AIM OF THE EXERCISE. Write every record out again exactly, and keep images out of it.

Component data from apps and pages.
----

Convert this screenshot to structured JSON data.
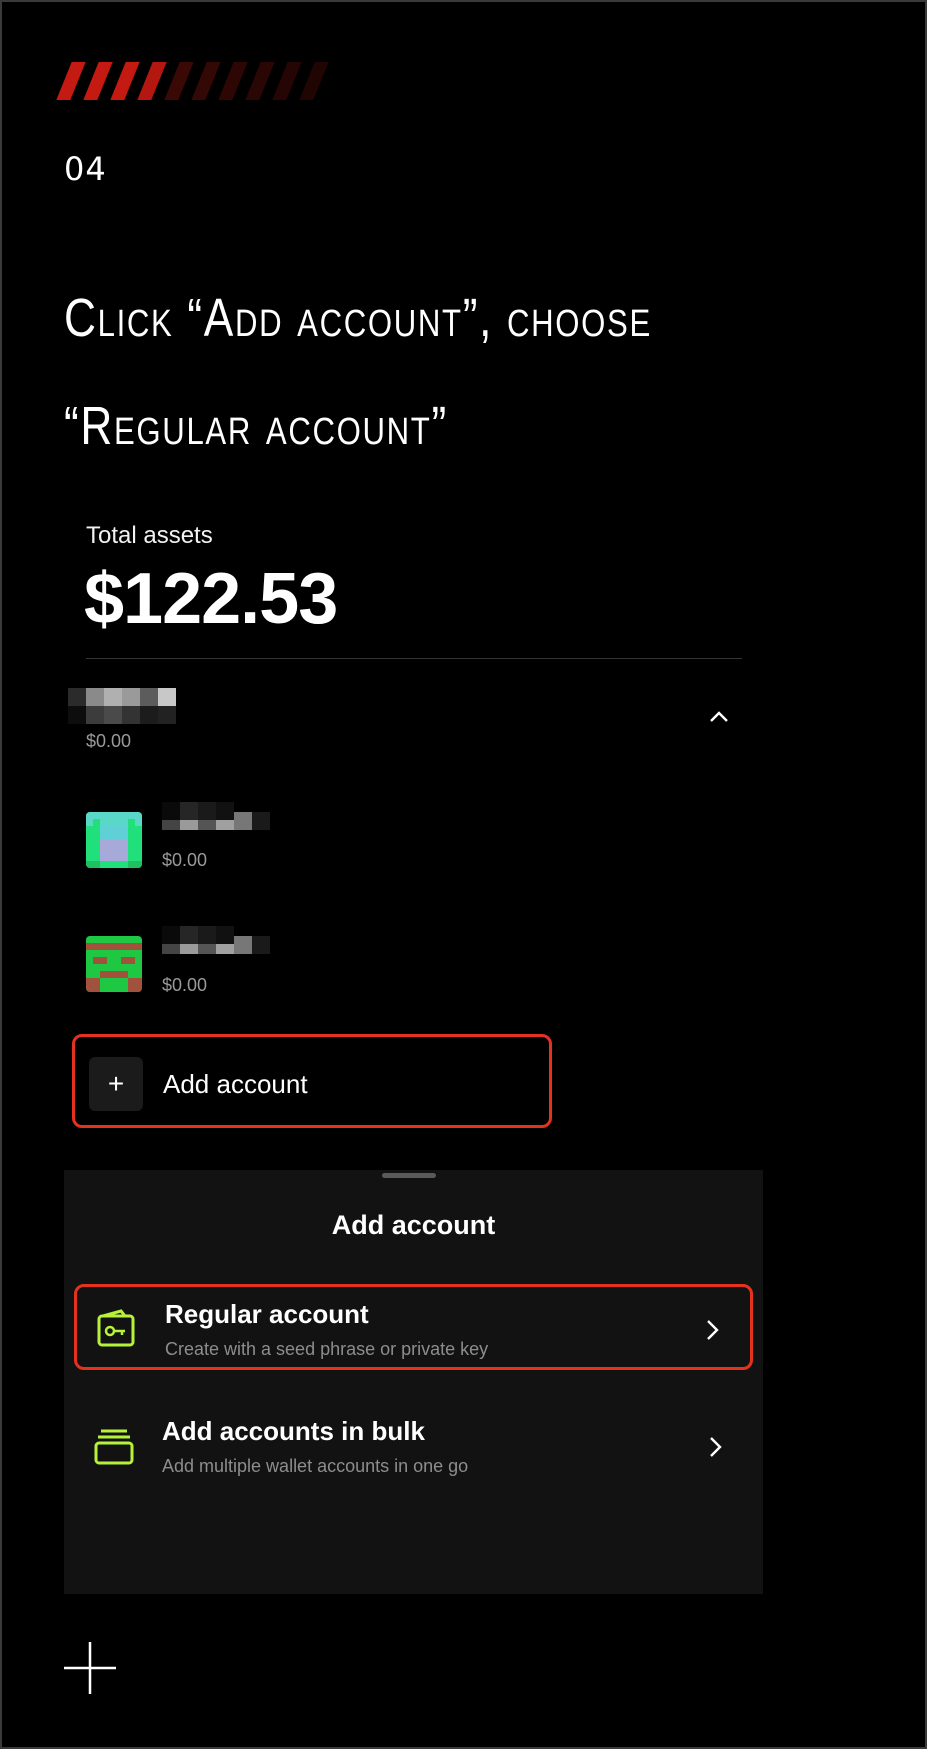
{
  "step": {
    "number": "04"
  },
  "headline": {
    "line1": "Click “Add account”, choose",
    "line2": "“Regular account”"
  },
  "wallet": {
    "total_label": "Total assets",
    "total_value": "$122.53",
    "group_balance": "$0.00",
    "accounts": [
      {
        "balance": "$0.00"
      },
      {
        "balance": "$0.00"
      }
    ],
    "add_account_label": "Add account"
  },
  "sheet": {
    "title": "Add account",
    "options": [
      {
        "title": "Regular account",
        "subtitle": "Create with a seed phrase or private key"
      },
      {
        "title": "Add accounts in bulk",
        "subtitle": "Add multiple wallet accounts in one go"
      }
    ]
  },
  "colors": {
    "highlight": "#e5321e",
    "icon_accent": "#b7f13a",
    "stripe_red": "#c41a12"
  },
  "icons": {
    "add": "plus-icon",
    "regular_account": "wallet-key-icon",
    "bulk": "stack-icon",
    "chevron_right": "chevron-right-icon",
    "chevron_up": "chevron-up-icon"
  }
}
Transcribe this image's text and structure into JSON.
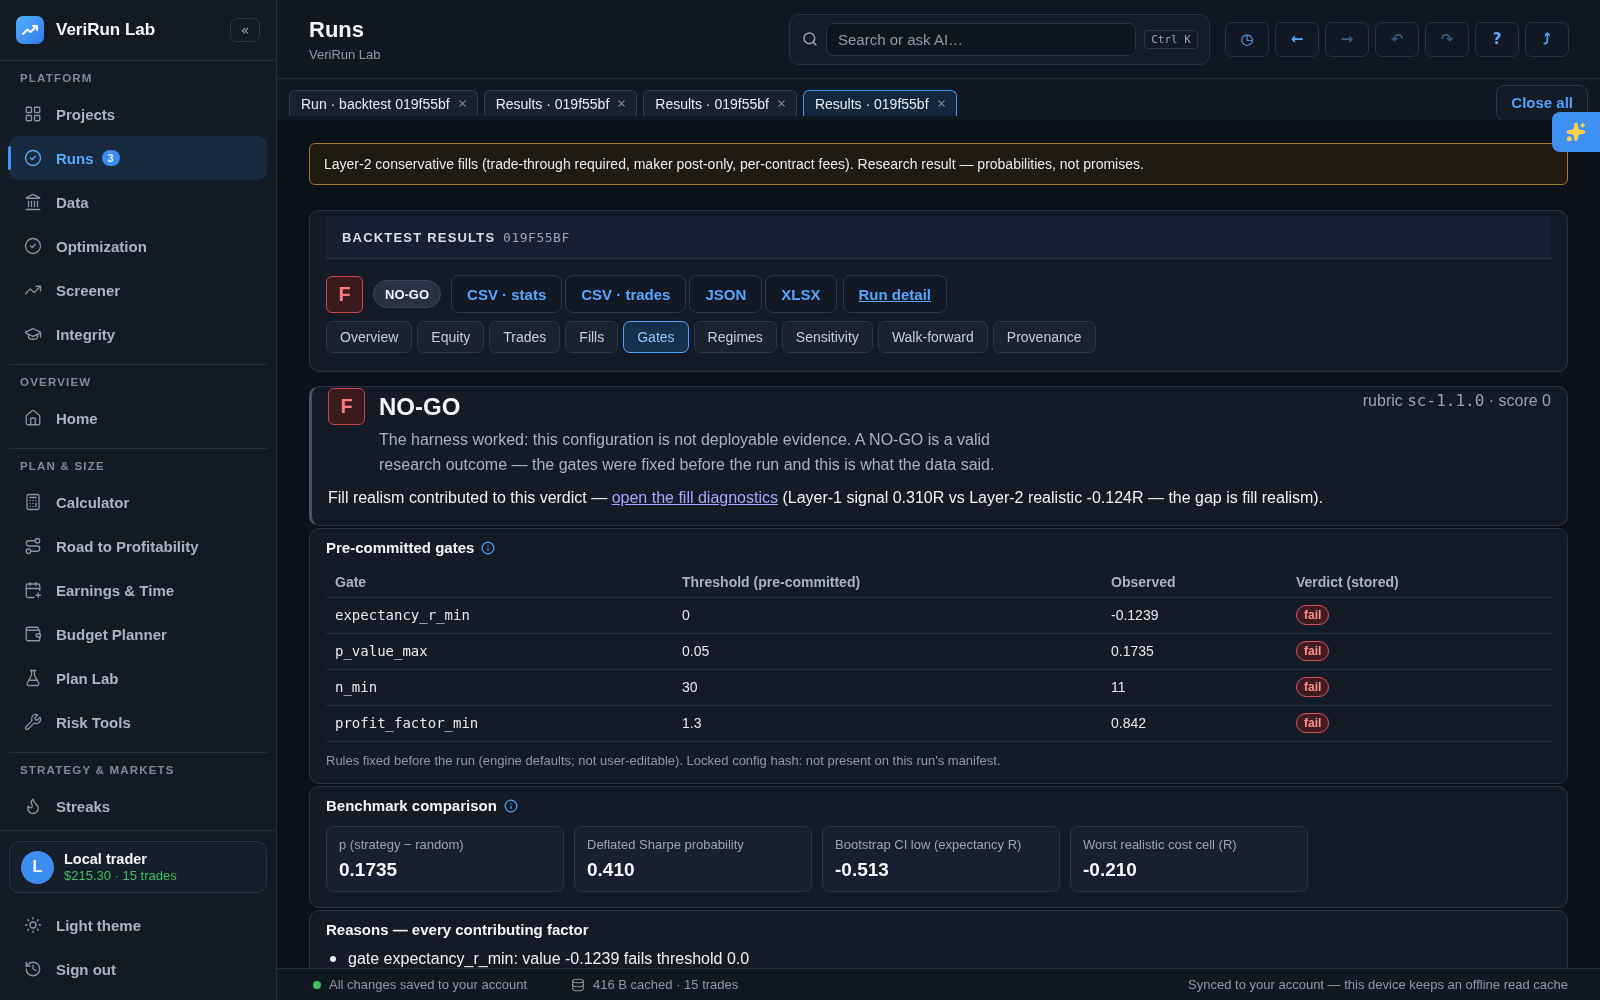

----

EXERCISE OUTPUT.
Convert this screenshot to structured JSON data.
{
  "step": {
    "number": "04"
  },
  "headline": {
    "line1": "Click “Add account”, choose",
    "line2": "“Regular account”"
  },
  "wallet": {
    "total_label": "Total assets",
    "total_value": "$122.53",
    "group_balance": "$0.00",
    "accounts": [
      {
        "balance": "$0.00"
      },
      {
        "balance": "$0.00"
      }
    ],
    "add_account_label": "Add account"
  },
  "sheet": {
    "title": "Add account",
    "options": [
      {
        "title": "Regular account",
        "subtitle": "Create with a seed phrase or private key"
      },
      {
        "title": "Add accounts in bulk",
        "subtitle": "Add multiple wallet accounts in one go"
      }
    ]
  },
  "colors": {
    "highlight": "#e5321e",
    "icon_accent": "#b7f13a",
    "stripe_red": "#c41a12"
  },
  "icons": {
    "add": "plus-icon",
    "regular_account": "wallet-key-icon",
    "bulk": "stack-icon",
    "chevron_right": "chevron-right-icon",
    "chevron_up": "chevron-up-icon"
  }
}
Transcribe this image's text and structure into JSON.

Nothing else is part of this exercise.